U.S. Senate Majority Leader Mitch McConnell ‘s legislation to legalize industrial hemp has been included in the Senate Farm Bill and will be officially considered this week.
“Securing the Hemp Farming Act as part of the 2018 Farm Bill has been a top priority of mine,” said the Senator. “I would like to thank Chairman Roberts and the cosponsors of the Hemp Farming Act – especially Senator Wyden and Representative James Comer in the House — for supporting those efforts.”
Senator Ron Wyden, the lead Democratic sponsor of the Act, said it was just common sense for farmers across the USA to be able to permitted to grow the crop.
“Our bipartisan legislation strikes America’s outdated anti-hemp laws from the books so American consumers can buy products made with hemp grown in America,” said Senator Wyden.
The Hemp Faming Act would recognise the crop as an agricultural commodity, remove it from the list of controlled substances, allow states to be primary regulators of hemp production, enable researchers to apply for competitive federal grants from the U.S. Department of Agriculture and make farmers eligible to apply for crop insurance.
The Senate Farm Bill must now be approved by the full committee, after which, it will go the Senate floor for consideration.
In related news, last week a resolution was unanimously passed in the Senate recognising the historic relevance and growing economic potential value of industrial hemp to the USA and officially designating the week of June 4 through June 10, 2018, as “Hemp History Week”.
Also last week, U.S. Senators Elizabeth Warren and Cory Gardner, along with representatives David Joyce and Earl Blumenauer, introduced their Strengthening the Tenth Amendment Through Entrusting States Act (STATES Act). The Act is designed to ensure that each state has the right to determine its own approach to marijuana within state lines.

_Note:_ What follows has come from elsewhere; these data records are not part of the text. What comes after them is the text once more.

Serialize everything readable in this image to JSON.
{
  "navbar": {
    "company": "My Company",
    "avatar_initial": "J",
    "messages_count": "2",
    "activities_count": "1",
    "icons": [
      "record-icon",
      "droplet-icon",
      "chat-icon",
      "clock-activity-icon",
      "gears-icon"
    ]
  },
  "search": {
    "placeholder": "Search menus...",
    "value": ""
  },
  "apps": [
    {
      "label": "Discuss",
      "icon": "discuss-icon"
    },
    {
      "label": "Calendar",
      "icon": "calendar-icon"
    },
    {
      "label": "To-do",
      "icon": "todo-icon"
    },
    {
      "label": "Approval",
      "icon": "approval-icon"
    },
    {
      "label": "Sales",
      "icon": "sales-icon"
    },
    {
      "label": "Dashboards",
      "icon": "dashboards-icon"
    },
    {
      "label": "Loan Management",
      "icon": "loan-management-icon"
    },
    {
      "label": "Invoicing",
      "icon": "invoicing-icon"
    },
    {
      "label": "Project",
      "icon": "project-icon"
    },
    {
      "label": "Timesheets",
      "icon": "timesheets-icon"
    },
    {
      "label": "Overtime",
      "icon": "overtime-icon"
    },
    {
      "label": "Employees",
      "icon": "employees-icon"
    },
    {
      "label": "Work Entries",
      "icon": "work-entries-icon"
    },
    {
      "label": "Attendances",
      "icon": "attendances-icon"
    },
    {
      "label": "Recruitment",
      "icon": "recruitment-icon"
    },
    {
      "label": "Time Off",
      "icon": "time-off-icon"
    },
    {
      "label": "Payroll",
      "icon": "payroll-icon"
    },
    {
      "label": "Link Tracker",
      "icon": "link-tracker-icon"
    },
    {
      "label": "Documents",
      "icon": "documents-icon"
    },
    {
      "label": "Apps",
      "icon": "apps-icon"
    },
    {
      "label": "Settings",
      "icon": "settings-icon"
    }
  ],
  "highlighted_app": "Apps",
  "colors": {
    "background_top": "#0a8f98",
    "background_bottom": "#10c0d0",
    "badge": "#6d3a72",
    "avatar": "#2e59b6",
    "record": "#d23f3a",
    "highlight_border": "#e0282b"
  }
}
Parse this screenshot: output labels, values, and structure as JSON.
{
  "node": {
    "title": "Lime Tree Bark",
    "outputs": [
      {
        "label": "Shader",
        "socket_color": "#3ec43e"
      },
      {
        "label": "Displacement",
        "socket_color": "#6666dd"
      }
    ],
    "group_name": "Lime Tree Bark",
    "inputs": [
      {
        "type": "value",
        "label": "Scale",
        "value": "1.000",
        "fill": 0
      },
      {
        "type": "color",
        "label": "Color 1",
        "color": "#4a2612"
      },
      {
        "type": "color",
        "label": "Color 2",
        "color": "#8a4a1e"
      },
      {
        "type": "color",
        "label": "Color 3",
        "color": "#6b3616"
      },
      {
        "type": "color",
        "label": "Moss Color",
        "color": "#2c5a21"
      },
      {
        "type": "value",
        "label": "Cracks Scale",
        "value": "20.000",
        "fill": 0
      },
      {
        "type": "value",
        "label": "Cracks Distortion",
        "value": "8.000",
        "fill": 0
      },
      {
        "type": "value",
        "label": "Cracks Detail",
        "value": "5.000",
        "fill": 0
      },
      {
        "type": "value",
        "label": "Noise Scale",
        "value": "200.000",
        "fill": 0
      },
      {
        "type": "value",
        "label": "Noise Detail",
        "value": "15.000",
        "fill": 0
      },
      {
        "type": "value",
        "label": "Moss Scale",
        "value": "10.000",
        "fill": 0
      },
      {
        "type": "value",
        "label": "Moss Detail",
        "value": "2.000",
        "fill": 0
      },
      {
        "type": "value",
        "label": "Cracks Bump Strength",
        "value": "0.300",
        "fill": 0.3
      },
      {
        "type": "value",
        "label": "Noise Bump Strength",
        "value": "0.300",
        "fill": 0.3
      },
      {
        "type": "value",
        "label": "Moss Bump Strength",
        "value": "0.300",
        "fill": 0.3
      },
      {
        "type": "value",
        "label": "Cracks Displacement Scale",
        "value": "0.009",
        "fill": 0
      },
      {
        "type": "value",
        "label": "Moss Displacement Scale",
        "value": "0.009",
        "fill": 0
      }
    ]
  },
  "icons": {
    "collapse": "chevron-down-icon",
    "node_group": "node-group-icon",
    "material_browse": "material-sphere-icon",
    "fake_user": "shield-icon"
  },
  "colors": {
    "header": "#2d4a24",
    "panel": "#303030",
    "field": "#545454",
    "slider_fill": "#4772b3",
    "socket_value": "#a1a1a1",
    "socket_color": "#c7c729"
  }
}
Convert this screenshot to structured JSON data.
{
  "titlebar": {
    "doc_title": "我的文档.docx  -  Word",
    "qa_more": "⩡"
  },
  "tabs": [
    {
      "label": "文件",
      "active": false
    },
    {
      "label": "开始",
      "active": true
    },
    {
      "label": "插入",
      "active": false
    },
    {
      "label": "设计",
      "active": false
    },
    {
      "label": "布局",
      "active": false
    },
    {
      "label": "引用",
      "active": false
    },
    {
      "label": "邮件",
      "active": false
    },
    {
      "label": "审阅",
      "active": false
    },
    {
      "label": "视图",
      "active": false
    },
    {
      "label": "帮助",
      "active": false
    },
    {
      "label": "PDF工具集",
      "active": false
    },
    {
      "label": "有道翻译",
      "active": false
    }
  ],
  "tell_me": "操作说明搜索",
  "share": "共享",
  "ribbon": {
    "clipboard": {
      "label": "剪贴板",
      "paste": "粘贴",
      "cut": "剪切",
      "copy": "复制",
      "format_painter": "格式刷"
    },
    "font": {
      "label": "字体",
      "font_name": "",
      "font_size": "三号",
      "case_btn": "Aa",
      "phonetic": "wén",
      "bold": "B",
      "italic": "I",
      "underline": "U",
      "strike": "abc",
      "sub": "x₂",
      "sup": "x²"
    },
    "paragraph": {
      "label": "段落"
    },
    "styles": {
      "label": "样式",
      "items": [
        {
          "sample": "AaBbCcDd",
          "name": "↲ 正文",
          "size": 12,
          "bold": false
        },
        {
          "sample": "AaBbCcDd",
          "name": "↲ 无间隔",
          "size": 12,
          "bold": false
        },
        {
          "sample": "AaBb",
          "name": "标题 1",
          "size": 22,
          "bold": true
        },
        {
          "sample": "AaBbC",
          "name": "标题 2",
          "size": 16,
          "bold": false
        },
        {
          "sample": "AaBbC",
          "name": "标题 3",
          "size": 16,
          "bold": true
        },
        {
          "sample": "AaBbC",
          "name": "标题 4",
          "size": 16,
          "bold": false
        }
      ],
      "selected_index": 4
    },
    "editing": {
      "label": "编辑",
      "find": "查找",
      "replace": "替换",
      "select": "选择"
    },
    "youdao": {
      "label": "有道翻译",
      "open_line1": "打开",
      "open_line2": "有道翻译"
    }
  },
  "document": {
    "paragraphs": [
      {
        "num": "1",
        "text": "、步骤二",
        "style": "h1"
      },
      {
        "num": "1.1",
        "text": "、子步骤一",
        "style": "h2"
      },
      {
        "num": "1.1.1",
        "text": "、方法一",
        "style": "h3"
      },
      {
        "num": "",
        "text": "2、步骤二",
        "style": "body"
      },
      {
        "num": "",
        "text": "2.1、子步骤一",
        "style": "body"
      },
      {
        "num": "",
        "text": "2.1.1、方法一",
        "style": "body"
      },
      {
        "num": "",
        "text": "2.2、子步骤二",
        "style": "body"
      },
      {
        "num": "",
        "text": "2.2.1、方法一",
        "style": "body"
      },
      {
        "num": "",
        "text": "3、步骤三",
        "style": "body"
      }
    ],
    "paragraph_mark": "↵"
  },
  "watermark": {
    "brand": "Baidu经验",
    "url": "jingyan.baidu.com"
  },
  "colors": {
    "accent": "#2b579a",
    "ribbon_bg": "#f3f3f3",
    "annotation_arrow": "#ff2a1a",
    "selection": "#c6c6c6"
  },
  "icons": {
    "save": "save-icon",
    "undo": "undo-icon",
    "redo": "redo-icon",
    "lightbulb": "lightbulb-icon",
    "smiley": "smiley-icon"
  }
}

“Outdated federal marijuana laws have perpetuated our broken criminal justice system, created barriers to research, and hindered economic development,” said Senator Warren.
Apparently, U.S. President Donald Trump has already signaled he will “probably” end up supporting it.
Earl Blumenauer is associated with what’s known as the Rohrabacher-Blumenauer amendment, which prohibits the Justice Department from using funds to interfere in or carry out prosecutions relating to state medical marijuana programs. The Amendment is short-lived and has to be regularly renewed, a situation Rep. Blumenauer has said should be “settled once and for all.”